The Paranoid Style in American Jazz Music
His “Real Enemies” gets its Boston premiere when Argue and his 18-piece band, the Secret Society, play at the Museum of Fine Arts on October 7, following a CD release on September 30. The album grew out of his relationship with the Brooklyn Academy of Music; Argue’s 2011 multimedia piece “Brooklyn Babylon”, created with graphic novelist and illustrator Danijel Zezelj, was a hit at BAM, and they wanted another one. Argue describes “Brooklyn Babylon” as “a kind of fable, with a fairy-tale structure” that explored the imaginary worlds of the New York borough. The resulting album, like the Secret Society’s debut, 2009’s “Infernal Machines,” was nominated for a Grammy.
For the new play, Argue wanted a non-fiction subject. His girlfriend, journalist Lindsay Beyerstein, recommended the Olmsted.
Working with writer Isaac Butler, Argue developed a 13-chapter screenplay for “Real Enemies”, drawing inspiration from the writings of Olmsted and mid-20th-century American historian Richard Hofstadter, whose essay ” The Paranoid Style in American Politics” has become a touchstone in this political season of division and terror. Throughout the 78-minute piece, excerpts from spoken word recordings drop to the music – including tracks from JFK, George HW Bush, Dick Cheney and Jimmy Carter.
Musically, Argue based each section on a different “row of tones”, using the system developed by Arnold Schoenberg in the early 20th century. Schoenberg’s 12-tone method became the model for academic modernism, and film composers were particularly inspired by it to create black moods. You can hear that influence in the tense, unmoored to a tonal center harmonies throughout “Real Enemies,” the stabbing single-note piano figures and stuttering muted brass. Argue points out that, for better or worse, the 12-tone row became “the sound of paranoia”, especially when deployed by ’70s Hollywood film composers like Michael Small (“The Parallax View”) and David Shire (“All the President’s Men”). Argue calls this period “the golden age of paranoid cinema”.

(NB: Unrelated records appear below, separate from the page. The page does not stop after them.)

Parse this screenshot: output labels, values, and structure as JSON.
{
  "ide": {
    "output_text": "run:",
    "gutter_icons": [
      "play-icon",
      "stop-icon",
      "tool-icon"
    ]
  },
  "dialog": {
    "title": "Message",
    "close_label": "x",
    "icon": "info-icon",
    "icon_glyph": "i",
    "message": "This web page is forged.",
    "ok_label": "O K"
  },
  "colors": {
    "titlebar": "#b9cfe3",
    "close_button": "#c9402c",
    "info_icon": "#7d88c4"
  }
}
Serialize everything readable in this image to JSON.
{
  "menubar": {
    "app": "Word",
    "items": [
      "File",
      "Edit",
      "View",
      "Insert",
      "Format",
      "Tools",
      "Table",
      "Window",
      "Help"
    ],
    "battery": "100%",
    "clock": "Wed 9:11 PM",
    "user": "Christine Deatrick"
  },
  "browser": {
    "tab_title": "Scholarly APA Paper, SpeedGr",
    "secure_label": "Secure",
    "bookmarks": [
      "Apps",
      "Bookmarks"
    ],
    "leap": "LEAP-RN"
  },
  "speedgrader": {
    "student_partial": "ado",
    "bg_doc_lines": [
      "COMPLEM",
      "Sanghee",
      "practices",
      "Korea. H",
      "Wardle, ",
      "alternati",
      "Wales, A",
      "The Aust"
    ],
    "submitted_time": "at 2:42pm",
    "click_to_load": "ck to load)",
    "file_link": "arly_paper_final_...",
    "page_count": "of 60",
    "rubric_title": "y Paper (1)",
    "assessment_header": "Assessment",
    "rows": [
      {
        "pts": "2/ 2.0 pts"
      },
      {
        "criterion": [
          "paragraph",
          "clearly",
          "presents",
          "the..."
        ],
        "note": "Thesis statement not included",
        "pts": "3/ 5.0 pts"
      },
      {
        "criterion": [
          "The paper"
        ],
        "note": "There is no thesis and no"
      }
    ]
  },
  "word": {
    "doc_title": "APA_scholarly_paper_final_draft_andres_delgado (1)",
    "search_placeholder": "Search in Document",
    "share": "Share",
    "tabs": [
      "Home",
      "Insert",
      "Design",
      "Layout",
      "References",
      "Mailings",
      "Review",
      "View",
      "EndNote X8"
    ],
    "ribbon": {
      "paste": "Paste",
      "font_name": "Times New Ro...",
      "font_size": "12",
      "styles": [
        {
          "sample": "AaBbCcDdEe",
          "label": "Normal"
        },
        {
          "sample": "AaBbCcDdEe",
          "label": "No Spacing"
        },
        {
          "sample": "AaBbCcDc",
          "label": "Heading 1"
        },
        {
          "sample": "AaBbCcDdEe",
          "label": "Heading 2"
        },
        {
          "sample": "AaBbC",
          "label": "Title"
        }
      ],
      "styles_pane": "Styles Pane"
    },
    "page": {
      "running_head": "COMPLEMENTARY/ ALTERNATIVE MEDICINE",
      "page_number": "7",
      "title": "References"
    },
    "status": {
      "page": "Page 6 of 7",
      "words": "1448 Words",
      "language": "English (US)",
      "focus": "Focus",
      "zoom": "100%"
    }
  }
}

These modern sounds are reinforced by the pulsating rhythms of Argue. “Un Son Para Mi Pueblo” by Nicaraguan composer Luis Enrique Mejía Godoy, which became a hymn of social justice and pan-Latin solidarity during the Sandanista era, serves as the setting for “Dark Alliance”, a musical representation of the conspiracy of the CIA during the revolution upheavals in Nicaragua. For the “Casus Belli” section, Argue drew inspiration from a vintage recording made by Cuban bandleader Machito to promote an upstate New York resort. Argue imagined “CIA agents sitting around the pool…planning how to kill Castro”.
Elsewhere, rock and funk rhythms dominate, and passages of Argue’s signature layered cyclical rhythms underscore the piece’s “paranoid style”. Bravura’s solo sections – featuring, among others, trumpeter Ingrid Jensen, flugelhorn player Jonathan Powell, alto sax Dave Pietro and guitarist Sebastian Noelle – against Argue’s detailed and shimmering backdrop, offer the familiar pleasures of big band jazz.
When the piece premiered at BAM in 2015, it included a 15-screen video design by filmmaker Peter Nigrini, intended to reference all the conspiracies – both real and theoretical – from the Iran-Contra scandal to religious cults and to the “false” moon landing. The “Real Enemies” presentation at the MFA, like the sections the band played at the Newport Jazz Festival in July, will be purely musical, complete only with these spoken drop-ins.
Argue says he’s tried to present his musical story of political paranoia more or less objectively, though the conspiracies get wackier and wackier as “Real Enemies” unfolds – “concrete evidence all the way to the city mad at the end”. But he is also well aware that conspiratorial thinking “is a very powerful tool that can be used to undermine political power” and to disempower “those who are already powerless”.
Of all the various spoken-word audio clips (along with a lengthy final voice-over narration by actor James Urbaniak), there is one that stands out as surprisingly self-referential: John F. Kennedy’s 1961 speech on the “secret societies” that undermine freedom around the world. At the time, JFK was talking about communism. But is this speech, in fact, the origin of the name of the secret society? Argue hesitates: “I am pleading the Fifth on this.”
Darcy James Argue’s Secret Society
At the Museum of Fine Arts, Oct. 7 at 7:30 p.m. Tickets: $20 to $30. 617-267-9300, www.mfa.org.
Jon Garelick can be reached at jon.garelick@
globe.com. Follow him on Twitter @jgarelick.